### [Task prompt]
Below are records; how many of their lines contain "applet"? Give the number and no other words.

### [Data extract]
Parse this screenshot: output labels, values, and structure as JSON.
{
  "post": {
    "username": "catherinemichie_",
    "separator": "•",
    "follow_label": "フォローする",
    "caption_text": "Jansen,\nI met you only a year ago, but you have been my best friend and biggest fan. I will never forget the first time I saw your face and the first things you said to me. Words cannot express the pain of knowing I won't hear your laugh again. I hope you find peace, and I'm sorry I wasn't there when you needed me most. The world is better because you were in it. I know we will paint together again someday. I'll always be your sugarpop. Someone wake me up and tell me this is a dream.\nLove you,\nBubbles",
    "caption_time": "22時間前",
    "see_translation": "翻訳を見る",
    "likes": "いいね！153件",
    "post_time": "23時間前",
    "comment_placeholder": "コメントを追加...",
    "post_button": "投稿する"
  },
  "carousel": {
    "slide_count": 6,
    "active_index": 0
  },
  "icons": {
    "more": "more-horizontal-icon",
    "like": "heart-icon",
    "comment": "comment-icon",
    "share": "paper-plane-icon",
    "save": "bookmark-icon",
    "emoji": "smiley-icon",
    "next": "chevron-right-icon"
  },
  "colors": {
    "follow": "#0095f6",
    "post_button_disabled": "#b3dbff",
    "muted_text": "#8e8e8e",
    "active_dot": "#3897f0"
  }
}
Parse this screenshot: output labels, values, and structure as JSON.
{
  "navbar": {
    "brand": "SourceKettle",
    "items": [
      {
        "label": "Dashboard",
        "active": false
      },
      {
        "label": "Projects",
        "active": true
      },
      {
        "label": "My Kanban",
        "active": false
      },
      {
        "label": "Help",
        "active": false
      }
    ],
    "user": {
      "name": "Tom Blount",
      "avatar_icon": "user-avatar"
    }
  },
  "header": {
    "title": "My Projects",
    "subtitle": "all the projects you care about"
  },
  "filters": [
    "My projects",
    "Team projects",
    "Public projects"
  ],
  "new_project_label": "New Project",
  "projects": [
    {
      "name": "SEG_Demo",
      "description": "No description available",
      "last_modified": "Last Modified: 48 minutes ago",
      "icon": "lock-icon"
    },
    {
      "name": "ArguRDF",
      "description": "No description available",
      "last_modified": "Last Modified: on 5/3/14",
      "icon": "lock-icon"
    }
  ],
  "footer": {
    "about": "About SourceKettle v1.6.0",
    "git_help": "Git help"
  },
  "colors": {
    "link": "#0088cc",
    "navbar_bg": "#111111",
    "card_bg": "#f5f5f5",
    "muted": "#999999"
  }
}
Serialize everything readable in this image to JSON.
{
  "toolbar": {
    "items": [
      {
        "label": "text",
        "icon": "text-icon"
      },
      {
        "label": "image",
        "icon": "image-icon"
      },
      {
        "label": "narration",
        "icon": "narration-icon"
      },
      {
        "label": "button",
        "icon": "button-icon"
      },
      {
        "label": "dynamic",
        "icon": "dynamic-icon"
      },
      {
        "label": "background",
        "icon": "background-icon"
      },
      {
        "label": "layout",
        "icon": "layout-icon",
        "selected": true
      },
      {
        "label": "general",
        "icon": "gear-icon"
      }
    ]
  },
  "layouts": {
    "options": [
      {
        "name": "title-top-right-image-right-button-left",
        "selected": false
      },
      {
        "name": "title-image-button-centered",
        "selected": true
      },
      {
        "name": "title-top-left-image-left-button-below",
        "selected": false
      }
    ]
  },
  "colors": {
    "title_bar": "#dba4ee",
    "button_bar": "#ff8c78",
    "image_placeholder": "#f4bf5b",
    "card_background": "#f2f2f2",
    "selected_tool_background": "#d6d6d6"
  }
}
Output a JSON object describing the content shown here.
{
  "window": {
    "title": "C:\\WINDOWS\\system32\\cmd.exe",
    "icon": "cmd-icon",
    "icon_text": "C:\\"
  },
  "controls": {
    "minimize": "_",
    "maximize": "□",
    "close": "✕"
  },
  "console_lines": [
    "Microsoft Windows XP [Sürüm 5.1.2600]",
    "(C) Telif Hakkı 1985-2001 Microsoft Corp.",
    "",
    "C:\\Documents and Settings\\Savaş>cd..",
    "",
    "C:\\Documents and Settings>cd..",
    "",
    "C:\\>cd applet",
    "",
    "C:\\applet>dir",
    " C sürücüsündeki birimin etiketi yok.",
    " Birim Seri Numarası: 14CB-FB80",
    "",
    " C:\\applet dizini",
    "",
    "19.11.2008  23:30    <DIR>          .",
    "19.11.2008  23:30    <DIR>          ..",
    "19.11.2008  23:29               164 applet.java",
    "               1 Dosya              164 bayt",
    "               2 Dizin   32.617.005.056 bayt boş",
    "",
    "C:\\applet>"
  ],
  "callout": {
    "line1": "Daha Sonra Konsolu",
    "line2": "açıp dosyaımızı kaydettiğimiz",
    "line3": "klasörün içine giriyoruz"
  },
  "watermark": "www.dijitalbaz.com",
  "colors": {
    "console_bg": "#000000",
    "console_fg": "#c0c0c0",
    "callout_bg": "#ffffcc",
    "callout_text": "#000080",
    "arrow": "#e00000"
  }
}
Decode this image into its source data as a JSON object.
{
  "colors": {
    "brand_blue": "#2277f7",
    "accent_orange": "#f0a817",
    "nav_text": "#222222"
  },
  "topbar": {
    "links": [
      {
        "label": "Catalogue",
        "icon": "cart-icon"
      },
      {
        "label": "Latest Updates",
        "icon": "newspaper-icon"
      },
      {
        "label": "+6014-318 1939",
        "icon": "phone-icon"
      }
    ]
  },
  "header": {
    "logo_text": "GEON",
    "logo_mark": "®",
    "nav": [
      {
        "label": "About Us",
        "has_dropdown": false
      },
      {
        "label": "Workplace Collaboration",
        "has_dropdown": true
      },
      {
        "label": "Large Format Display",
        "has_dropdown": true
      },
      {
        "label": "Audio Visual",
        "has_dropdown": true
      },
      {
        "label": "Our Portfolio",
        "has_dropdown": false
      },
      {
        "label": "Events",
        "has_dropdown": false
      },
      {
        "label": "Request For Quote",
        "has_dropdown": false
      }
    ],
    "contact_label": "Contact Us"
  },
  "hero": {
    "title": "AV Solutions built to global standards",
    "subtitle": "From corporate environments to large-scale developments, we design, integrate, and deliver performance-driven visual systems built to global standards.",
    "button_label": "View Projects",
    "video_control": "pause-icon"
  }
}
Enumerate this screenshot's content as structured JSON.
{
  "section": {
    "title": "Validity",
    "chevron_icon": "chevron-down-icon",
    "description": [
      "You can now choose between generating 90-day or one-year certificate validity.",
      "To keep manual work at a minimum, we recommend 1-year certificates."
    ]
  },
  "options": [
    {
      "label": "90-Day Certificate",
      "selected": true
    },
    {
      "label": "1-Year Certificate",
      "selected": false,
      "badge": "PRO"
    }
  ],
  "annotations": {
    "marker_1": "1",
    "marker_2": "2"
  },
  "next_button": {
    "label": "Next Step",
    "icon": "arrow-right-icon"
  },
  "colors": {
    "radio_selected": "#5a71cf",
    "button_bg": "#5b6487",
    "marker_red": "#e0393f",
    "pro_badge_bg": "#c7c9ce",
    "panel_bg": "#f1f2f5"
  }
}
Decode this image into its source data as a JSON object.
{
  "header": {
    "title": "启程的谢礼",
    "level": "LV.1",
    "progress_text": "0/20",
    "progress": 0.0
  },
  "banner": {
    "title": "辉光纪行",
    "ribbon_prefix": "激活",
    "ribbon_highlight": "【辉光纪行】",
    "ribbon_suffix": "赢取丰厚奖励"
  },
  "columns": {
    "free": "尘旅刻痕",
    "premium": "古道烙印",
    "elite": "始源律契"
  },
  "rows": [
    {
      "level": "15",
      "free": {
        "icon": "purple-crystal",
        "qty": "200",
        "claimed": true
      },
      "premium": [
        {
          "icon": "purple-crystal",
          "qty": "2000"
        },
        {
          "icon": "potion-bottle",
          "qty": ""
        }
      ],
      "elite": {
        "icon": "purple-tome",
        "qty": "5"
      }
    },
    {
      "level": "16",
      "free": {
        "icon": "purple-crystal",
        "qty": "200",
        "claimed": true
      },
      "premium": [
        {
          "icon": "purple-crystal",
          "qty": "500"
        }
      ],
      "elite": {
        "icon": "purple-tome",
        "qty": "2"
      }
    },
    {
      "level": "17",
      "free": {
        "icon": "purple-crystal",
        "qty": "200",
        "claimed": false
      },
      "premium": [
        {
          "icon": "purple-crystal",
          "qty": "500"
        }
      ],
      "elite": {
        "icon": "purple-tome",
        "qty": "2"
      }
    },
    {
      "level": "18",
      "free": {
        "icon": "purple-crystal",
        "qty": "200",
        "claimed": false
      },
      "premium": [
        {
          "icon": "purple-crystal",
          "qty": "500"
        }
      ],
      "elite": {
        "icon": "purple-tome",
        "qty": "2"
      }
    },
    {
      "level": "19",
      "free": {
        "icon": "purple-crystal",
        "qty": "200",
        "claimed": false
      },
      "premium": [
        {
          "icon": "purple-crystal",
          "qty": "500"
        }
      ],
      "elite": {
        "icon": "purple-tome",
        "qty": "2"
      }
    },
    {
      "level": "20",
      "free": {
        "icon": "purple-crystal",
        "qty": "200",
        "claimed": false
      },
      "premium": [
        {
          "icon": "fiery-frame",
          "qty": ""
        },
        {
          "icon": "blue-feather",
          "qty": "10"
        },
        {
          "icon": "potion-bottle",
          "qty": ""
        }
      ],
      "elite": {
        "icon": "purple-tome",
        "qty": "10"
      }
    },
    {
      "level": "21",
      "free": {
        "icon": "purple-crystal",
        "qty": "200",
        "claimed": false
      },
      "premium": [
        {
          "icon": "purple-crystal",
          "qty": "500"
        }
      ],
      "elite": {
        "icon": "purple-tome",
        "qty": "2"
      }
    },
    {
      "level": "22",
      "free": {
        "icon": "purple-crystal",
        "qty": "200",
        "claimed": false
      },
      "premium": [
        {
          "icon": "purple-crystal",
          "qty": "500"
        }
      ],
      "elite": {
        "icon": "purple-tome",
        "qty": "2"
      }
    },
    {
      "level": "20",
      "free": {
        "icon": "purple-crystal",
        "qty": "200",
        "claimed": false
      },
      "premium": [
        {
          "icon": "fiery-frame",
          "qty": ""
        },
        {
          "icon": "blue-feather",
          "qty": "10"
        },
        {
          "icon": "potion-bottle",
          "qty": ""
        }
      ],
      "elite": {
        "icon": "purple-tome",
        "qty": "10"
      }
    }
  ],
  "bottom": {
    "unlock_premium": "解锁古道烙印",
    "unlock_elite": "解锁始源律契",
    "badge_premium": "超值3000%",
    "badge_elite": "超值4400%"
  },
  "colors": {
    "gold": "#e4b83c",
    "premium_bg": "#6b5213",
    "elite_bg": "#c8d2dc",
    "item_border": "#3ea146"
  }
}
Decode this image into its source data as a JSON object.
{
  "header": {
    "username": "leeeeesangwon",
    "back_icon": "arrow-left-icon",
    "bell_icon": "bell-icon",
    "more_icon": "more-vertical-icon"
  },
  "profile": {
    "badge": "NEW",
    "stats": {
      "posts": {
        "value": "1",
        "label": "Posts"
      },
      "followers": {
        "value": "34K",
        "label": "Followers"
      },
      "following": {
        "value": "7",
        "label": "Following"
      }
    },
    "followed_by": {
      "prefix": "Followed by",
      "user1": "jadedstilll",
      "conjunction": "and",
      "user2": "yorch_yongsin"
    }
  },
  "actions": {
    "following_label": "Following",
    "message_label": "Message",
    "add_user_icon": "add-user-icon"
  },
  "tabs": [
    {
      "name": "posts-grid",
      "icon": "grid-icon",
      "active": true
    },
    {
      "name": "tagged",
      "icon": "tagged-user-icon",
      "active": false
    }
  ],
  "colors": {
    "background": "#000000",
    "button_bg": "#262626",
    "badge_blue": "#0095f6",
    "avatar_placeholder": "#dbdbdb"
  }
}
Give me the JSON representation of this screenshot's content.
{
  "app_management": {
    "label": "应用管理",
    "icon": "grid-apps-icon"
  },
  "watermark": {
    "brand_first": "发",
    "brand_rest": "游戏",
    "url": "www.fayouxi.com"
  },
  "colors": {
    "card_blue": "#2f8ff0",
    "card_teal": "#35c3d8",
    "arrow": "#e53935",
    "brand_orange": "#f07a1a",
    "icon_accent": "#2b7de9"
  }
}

### [The completed task]
5